Speaking during a conference in Washington, DC in June, Derrick Morgan, senior vice president for federal and regulatory affairs at the American Fuel & Petrochemical Manufacturers (AFPM), touted "model legislation" that states across the nation have passed in recent months.
AFPM represents a number of major fossil fuel giants, including Chevron, Koch Industries and ExxonMobil.
"We've seen a lot of success at the state level, particularly starting with Oklahoma in 2017," said Morgan, citing Dakota Access Pipeline protests as the motivation behind the aggressive lobbying effort. "We're up to nine states that have passed laws that are substantially close to the model policy that you have in your packet."

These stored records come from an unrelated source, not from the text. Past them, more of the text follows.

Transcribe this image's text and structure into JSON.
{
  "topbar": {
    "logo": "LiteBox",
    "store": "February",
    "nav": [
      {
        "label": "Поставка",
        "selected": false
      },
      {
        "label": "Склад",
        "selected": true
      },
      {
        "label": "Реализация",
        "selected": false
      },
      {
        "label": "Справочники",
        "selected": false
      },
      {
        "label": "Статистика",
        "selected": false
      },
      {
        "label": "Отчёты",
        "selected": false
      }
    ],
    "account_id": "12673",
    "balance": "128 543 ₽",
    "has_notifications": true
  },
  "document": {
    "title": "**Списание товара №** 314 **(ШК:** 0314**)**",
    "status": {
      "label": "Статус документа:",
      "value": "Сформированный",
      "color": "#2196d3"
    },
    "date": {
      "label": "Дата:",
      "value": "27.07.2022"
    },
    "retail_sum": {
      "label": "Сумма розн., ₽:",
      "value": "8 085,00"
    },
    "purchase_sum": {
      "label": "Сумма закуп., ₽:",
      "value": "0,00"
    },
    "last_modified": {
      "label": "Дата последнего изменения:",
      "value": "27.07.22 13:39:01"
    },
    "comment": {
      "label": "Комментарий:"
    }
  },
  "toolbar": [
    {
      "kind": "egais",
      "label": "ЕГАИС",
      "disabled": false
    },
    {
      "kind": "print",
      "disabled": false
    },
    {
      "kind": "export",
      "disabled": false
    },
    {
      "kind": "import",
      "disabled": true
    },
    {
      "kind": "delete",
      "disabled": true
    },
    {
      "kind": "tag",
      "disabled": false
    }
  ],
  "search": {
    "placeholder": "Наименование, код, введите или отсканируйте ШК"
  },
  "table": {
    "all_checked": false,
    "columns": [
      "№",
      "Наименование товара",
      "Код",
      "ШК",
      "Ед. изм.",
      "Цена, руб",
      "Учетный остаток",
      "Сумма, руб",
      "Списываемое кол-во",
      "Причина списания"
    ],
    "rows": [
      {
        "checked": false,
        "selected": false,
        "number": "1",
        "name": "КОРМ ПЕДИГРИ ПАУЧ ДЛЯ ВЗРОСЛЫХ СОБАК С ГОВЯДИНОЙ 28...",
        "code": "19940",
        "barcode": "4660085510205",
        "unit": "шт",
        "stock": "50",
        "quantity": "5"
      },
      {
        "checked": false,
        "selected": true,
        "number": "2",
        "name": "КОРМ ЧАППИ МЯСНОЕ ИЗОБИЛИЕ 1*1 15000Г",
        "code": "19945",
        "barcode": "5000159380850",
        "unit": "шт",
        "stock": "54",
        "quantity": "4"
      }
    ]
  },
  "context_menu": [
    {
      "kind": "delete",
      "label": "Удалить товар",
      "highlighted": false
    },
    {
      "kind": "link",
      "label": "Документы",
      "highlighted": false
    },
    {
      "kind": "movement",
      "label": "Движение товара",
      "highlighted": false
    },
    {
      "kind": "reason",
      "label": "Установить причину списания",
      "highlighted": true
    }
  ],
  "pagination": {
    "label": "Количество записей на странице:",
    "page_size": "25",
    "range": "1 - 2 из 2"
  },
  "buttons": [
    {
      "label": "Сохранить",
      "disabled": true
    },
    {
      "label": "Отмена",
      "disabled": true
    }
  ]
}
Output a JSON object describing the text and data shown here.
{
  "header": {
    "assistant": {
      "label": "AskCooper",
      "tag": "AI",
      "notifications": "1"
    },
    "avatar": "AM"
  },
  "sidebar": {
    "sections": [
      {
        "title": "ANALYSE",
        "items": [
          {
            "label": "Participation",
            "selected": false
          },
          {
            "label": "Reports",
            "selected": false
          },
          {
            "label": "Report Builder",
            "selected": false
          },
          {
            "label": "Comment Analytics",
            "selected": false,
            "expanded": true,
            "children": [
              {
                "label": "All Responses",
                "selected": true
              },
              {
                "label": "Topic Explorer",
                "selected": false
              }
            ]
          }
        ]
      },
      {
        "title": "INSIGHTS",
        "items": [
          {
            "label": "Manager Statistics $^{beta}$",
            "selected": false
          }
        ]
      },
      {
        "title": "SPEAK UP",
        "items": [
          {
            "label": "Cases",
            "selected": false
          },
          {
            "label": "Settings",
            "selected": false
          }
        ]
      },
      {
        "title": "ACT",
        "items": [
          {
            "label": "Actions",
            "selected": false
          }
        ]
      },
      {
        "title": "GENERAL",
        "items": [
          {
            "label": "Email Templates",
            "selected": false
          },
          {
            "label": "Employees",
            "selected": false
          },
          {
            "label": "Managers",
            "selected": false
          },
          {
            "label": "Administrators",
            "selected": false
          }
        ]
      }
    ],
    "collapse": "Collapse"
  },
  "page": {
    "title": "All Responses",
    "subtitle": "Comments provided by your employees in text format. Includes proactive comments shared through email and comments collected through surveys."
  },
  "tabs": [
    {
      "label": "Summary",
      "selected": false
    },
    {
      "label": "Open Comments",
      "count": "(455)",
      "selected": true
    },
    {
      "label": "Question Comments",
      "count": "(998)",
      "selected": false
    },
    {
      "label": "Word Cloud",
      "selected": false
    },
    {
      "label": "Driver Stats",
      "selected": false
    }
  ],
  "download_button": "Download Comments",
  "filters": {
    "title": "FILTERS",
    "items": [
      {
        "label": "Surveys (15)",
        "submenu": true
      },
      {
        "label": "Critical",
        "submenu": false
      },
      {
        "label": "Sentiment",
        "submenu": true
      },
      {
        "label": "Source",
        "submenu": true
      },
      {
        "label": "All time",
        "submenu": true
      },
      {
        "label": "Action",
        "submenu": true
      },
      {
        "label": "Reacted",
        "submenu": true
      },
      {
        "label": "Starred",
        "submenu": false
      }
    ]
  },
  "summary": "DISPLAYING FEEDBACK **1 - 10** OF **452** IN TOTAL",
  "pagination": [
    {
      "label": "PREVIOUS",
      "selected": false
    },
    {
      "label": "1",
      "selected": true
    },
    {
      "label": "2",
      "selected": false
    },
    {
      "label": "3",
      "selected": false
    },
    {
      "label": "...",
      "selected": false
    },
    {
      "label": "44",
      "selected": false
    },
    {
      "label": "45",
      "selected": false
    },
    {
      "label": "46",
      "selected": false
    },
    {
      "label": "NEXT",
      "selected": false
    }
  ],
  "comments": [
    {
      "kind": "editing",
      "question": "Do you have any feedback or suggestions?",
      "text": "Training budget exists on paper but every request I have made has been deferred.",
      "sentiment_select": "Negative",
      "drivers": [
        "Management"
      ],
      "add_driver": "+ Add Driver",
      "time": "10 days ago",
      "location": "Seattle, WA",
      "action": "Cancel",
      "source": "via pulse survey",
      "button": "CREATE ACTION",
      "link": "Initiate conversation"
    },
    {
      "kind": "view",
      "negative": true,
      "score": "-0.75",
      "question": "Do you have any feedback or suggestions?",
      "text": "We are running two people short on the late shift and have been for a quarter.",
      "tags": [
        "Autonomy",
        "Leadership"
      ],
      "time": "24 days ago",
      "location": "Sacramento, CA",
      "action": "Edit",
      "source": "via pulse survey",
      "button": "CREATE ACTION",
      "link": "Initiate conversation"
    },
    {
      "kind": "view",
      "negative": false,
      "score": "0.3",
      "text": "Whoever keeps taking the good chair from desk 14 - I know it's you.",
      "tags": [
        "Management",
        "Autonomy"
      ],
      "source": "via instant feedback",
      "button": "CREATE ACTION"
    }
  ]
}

Big Oil is now using its political power to try and criminalize protests of oil & gas infrastructure.— Friends of the Earth (@foe_us) August 19, 2019
"This legislation has potential to punish public participation and mischaracterize advocacy protected by the First Amendment."https://t.co/bmiHjONEhy
The audio recording comes just months after Texas Gov. Greg Abbott signed into law legislation that would punish anti-pipeline demonstrators with up to 10 years in prison, a move environmentalists condemned as a flagrant attack on free expression.
"Big Oil is hijacking our legislative system," Dallas Goldtooth of the Indigenous Environmental Network said after the Texas Senate passed the bill in May.
As The Intercept's Lee Fang reported Monday, the model legislation Morgan cited in his remarks "has been introduced in various forms in 22 states and passed in ... Texas, Louisiana, Oklahoma, Tennessee, Missouri, Indiana, Iowa, South Dakota, and North Dakota."
"The AFPM lobbyist also boasted that the template legislation has enjoyed bipartisan support," according to Fang. "In Louisiana, Democratic Gov. John Bel Edwards signed the version of the bill there, which is being challenged by the Center for Constitutional Rights. Even in Illinois, Morgan noted, 'We almost got that across the finish line in a very Democratic-dominated legislature.' The bill did not pass as it got pushed aside over time constraints at the end of the legislative session."
Many of the state bills restricting the right to protest have been "drafted by companies and passed through groups like ALEC, the secretive group of corporate lobbyists trying to rewrite state laws to benefit corporations over people." @greenpeaceusa https://t.co/ZxpTjWdrwT— Stand Up To ALEC (@StandUpToALEC) May 6, 2019
Reposted with permission from our media associate Common Dreams.